The Supreme Council of Justice (SCJ) and the Federal Court of Iraq suspended their work on Tuesday in protest against the continuous "pressures", "threats" and protests by the followers of Shiite religious leader Muqtada al-Sadr, leaving the country without judicial power, with a paralysed parliament and a government in office.
The decision was taken after followers of the Sadrist movement gathered today in front of the JSC headquarters, where they set up tents, as part of their "pressure" for the judiciary to decide to dissolve parliament and hold early elections, according to an official statement, according to a statement from the Supreme Council.
The note denounces that some members of the Federal Court "received threatening messages on their mobile phones to put pressure on them".
"The Supreme Council and the Tribunal met in person and online on Tuesday morning and decided to suspend the work of the High Council, the courts affiliated to it and the Federal Court in protest against these unconstitutional acts," the statement said.
In response, Iraq's acting prime minister, Mustafa al-Kazemi, decided to cut short a visit to Egypt and return to Iraq to "follow the situation" and "directly monitor the performance of the security forces in protecting the institutions of the judiciary and the state".
Al Kazemi called on "all political forces to remain calm", and to "seize the opportunity for national dialogue to lead the country out of its current crisis".
Meanwhile, the Coordination Framework, the pro-Iranian-led alliance of Iraqi Shi'ite parties and a rival to al-Sadr's movement, issued a statement today expressing its "rejection of the assassination threats" against members of the judiciary.
The group also "announces its refusal to receive any message from the Sadrist movement or call for direct dialogue, except after ending the occupation of the constitutional institutions of the state and its return to the ranks of the forces that believe in peaceful and democratic solutions".
The populist cleric Al Sadr, whose formation won the last legislative elections, had boycotted the meetings of the various political forces held last week as part of a national dialogue called by Al Kazemi to resolve the country's institutional crisis.
His supporters have been camped out for several weeks in front of parliament to demand early elections, something that several experts on the Iraqi constitution say can only be decided by parliament itself and not by the judiciary.
Iraq has been in political paralysis since last October's parliamentary elections gave victory to the Sadrist Bloc, but with only 73 seats in a chamber of 329.
Al Sadr's movement forged an alliance with other parliamentary forces to elect a president and a prime minister to form a government, but they were unable to vote for them because of a blockade by other forces led by pro-Iranian Shi'ite (Iraq's majority Islamist branch) forces.

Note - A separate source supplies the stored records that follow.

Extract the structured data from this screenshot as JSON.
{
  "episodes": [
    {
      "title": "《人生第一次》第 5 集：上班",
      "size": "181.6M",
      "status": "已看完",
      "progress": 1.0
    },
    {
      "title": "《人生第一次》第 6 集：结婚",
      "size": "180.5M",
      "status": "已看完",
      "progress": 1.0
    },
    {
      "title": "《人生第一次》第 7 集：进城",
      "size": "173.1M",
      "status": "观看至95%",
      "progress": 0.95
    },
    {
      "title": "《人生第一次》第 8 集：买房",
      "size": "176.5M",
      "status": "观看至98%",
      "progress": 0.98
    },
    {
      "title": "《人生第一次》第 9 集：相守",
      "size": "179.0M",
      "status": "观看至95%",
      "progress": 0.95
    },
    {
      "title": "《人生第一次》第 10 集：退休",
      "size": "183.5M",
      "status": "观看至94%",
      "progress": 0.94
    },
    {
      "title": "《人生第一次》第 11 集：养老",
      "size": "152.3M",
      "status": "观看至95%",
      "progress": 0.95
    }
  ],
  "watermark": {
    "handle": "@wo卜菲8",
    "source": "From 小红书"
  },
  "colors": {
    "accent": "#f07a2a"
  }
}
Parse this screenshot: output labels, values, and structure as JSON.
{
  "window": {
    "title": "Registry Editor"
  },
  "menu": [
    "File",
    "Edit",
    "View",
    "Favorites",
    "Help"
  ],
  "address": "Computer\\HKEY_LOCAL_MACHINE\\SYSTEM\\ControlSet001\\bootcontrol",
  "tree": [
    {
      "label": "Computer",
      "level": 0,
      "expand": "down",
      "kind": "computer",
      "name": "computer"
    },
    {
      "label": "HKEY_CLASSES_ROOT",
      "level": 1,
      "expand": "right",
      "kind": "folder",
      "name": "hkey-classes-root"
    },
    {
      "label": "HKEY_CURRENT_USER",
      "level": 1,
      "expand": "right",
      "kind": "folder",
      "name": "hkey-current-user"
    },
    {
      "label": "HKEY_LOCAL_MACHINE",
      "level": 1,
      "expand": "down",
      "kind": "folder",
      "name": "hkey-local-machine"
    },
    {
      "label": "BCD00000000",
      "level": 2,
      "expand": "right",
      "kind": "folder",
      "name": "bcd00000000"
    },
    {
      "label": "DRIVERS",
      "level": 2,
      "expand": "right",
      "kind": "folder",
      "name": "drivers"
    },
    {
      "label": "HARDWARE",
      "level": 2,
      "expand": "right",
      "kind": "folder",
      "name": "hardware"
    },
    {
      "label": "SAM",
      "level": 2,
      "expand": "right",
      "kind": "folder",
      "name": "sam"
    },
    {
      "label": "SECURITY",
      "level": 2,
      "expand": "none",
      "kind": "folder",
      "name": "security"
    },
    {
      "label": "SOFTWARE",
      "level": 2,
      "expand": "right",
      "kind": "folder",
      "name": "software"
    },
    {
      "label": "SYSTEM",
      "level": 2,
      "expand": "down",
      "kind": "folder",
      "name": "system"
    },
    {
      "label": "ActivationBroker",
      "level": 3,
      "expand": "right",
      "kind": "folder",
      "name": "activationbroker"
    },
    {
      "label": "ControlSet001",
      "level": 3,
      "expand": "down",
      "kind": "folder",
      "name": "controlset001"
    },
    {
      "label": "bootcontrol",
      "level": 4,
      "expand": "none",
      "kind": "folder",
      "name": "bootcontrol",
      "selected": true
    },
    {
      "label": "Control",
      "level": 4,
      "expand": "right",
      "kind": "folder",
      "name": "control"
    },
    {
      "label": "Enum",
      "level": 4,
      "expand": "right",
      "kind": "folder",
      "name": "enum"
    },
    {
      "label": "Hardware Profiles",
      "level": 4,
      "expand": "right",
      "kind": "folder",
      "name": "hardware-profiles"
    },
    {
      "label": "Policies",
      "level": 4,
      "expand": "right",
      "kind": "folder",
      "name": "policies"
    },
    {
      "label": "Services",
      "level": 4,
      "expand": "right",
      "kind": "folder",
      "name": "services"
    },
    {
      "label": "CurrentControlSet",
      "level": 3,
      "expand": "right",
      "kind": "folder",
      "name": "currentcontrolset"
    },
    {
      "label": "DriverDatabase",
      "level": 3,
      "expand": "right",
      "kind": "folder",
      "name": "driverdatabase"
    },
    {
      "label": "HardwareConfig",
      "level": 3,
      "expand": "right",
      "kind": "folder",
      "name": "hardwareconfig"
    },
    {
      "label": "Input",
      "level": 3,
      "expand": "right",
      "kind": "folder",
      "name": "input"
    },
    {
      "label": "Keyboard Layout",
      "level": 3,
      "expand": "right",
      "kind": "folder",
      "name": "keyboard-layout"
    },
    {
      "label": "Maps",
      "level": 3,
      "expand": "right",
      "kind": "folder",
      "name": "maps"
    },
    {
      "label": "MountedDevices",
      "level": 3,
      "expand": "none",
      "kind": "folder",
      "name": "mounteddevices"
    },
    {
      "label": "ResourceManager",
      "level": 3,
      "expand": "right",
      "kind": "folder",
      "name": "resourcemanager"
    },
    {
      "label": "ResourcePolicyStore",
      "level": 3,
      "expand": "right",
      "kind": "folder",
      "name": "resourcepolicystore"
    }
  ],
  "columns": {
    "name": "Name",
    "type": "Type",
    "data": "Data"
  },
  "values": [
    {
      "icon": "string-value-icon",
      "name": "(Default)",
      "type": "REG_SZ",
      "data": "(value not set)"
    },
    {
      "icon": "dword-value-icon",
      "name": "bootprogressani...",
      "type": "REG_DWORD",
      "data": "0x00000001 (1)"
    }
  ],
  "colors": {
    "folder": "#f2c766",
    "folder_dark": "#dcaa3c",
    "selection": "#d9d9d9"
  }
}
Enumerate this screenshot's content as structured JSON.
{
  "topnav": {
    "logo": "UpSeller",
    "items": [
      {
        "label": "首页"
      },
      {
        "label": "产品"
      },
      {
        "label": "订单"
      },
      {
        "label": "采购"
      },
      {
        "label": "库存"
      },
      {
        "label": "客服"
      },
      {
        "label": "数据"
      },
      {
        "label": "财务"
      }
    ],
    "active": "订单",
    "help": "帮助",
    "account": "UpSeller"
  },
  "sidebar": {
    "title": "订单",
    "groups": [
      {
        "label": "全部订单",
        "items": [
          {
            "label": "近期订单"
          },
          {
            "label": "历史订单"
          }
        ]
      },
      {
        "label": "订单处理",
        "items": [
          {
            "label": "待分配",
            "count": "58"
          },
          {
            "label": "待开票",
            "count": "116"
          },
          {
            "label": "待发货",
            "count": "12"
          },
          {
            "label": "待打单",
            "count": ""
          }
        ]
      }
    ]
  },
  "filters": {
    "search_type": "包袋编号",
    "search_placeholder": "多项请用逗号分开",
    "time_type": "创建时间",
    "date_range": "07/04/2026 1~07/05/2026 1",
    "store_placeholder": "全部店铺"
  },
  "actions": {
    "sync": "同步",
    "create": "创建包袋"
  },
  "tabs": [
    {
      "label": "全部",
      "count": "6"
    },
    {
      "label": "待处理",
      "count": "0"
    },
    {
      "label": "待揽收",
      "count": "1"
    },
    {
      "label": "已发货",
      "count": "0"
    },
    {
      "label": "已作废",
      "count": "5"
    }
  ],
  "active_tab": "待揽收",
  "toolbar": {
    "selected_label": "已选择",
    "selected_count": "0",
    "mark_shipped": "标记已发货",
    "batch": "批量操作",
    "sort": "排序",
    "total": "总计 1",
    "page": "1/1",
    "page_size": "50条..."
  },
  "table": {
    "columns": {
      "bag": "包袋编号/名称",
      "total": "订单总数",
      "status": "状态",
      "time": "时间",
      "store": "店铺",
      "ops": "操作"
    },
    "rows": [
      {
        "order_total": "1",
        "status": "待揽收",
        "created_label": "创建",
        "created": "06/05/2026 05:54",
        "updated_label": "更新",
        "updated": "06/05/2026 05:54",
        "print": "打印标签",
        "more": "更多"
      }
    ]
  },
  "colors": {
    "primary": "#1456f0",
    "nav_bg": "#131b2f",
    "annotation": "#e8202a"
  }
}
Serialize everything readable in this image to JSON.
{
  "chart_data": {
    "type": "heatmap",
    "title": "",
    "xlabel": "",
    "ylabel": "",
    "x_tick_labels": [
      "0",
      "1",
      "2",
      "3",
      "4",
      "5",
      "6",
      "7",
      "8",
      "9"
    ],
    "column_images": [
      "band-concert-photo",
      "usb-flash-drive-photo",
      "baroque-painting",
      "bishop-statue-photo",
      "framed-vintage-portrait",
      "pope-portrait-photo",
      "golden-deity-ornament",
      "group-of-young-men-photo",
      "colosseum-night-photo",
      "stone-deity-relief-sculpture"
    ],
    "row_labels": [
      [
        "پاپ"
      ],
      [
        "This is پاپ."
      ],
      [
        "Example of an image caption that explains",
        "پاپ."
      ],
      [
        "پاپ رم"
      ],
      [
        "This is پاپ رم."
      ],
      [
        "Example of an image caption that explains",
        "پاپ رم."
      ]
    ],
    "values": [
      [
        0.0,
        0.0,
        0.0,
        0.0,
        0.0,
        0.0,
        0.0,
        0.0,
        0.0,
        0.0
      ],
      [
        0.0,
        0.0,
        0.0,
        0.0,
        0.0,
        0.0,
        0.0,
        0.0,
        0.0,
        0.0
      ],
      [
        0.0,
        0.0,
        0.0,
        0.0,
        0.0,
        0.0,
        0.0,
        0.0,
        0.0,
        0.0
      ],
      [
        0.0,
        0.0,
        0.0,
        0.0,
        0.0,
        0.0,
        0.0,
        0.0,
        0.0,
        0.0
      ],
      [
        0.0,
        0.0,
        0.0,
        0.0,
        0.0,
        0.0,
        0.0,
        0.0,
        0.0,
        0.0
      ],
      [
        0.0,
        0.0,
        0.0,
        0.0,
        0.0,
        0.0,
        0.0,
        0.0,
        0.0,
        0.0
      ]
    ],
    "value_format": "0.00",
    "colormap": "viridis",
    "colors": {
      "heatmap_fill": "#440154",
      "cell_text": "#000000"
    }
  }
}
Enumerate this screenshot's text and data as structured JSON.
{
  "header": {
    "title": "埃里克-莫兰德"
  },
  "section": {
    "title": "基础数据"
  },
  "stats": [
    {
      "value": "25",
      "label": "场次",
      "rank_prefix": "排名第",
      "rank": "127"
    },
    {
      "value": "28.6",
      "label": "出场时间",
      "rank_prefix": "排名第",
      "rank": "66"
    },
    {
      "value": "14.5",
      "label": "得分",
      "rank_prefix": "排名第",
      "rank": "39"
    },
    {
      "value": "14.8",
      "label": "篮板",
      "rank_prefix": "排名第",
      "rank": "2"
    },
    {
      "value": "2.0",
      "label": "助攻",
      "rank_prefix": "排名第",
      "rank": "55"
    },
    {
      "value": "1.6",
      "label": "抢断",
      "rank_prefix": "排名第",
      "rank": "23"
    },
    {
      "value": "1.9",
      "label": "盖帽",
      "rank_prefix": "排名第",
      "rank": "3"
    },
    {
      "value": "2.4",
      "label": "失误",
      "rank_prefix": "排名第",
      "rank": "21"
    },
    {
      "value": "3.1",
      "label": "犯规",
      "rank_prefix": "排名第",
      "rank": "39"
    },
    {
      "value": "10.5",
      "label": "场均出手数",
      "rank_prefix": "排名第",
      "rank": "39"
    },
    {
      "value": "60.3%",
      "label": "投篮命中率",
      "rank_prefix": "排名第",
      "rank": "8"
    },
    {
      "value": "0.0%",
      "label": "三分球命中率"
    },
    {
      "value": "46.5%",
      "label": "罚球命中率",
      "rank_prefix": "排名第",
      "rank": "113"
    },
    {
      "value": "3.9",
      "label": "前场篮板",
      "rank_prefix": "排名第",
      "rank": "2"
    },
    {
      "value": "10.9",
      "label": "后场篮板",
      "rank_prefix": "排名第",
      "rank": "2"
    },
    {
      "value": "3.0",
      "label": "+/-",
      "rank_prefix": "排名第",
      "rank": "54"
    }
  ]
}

Sadrist lawmakers resigned en bloc in June, but with the election of a Shi'ite-nominated president and prime minister imminent, the cleric's supporters occupied parliament on 30 July, although a week later they withdrew from inside and camped outside to demand the dissolution of the House and new elections.